“He hurt so many people,” she said during Monday’s court session. “We don’t need to see his face on TV every time they want to talk about him. I‘m a child of God but he hurt the entire family.”
State prosecutor Scarlett Wilson on Monday summarized what she called “mountains of evidence” against Roof that were presented in U.S. District Court during the December trial.
On June 17, 2015, Roof walked into the first-floor fellowship hall of Emanuel African Methodist Episcopal Church and was welcomed to a Bible study session.
Toward the end of the meeting as the members closed their eyes in prayer, he took out his .45-caliber Glock pistol and began shooting at the 12 people there. He shot the nine victims multiple times.
Joseph Roof, the shooter’s grandfather and a longtime lawyer in Columbia, was the only person at court who spoke for his grandson.
“I will go to my grave not understanding what happened,” he said. “I’ve lost a grandson that I loved very much ... I’d like to say loudly and repeatedly and constantly, we’re sorry.”
Authorities will likely transfer Roof to a federal penitentiary in Terre Haute, Indiana, to await execution. An appeal of his death sentence has not yet been filed.
Appeals in such cases can take a decade or more, Robert Dunham, executive director of the Death Penalty Information Center, said in a telephone interview.
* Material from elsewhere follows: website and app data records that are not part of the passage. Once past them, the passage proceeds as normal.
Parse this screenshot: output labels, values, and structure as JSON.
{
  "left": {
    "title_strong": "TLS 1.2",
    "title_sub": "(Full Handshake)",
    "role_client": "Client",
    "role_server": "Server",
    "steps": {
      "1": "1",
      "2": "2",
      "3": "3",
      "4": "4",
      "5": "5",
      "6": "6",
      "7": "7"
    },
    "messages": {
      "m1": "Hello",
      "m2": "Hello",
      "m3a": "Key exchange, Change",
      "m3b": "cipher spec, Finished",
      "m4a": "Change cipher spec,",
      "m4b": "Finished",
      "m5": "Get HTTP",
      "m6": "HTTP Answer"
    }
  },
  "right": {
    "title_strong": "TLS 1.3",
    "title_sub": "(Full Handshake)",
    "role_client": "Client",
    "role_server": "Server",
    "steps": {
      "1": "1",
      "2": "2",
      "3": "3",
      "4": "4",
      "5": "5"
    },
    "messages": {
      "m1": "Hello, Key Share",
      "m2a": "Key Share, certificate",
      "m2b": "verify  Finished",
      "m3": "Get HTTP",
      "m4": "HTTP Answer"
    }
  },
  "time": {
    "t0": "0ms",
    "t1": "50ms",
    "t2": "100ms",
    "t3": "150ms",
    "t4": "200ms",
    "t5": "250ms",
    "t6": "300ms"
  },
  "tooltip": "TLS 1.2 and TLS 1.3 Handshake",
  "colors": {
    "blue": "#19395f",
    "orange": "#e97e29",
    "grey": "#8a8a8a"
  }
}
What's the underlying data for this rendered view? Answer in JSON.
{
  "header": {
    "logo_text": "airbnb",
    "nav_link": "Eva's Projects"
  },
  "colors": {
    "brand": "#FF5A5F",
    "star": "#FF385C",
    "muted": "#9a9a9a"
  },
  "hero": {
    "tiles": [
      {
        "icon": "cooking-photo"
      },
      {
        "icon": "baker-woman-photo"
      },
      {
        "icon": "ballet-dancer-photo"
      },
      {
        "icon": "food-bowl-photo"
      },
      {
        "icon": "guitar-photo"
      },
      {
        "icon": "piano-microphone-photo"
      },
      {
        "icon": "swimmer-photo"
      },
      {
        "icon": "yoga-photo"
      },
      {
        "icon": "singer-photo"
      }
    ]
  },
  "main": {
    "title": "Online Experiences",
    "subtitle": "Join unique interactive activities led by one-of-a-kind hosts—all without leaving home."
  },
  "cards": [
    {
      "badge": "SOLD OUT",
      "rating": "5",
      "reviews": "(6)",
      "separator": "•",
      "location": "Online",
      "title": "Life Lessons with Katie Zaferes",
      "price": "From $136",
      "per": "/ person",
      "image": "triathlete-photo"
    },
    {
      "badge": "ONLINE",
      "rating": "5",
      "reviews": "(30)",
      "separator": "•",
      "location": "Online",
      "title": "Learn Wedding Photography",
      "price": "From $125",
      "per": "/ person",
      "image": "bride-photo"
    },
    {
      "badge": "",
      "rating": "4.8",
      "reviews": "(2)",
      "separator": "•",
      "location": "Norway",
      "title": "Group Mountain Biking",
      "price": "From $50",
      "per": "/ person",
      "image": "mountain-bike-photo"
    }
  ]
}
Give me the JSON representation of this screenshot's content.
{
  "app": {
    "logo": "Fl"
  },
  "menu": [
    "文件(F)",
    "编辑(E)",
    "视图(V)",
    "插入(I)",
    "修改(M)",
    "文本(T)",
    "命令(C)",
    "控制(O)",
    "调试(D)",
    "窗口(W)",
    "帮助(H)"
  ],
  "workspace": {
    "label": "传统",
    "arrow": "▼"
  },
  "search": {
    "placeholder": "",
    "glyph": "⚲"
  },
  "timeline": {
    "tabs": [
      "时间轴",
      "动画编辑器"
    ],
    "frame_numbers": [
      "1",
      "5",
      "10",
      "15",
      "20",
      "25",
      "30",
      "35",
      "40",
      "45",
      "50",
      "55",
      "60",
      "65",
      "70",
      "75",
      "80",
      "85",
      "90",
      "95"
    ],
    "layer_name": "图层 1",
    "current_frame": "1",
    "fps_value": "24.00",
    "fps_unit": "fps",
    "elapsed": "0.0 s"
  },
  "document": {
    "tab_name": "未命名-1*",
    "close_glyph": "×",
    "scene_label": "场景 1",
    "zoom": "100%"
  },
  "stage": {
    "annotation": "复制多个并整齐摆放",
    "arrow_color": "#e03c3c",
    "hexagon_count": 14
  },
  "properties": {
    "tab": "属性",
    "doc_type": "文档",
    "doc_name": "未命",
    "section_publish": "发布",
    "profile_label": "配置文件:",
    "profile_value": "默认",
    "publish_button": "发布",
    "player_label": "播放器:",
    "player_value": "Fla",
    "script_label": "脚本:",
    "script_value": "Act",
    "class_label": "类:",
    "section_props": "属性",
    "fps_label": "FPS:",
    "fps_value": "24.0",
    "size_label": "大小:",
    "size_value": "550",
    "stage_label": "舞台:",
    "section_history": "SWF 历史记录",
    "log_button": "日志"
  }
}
Since 1988, when the federal death penalty was reinstated, 76 defendants in the United States have been sentenced to death and three prisoners have been executed, according to the center’s website. Dozens of others have been executed by states.
Roof will become the 62nd current federal death row inmate.
Reporting by Harriet McLeod; Editing by Matthew Lewis, Toni Reinhold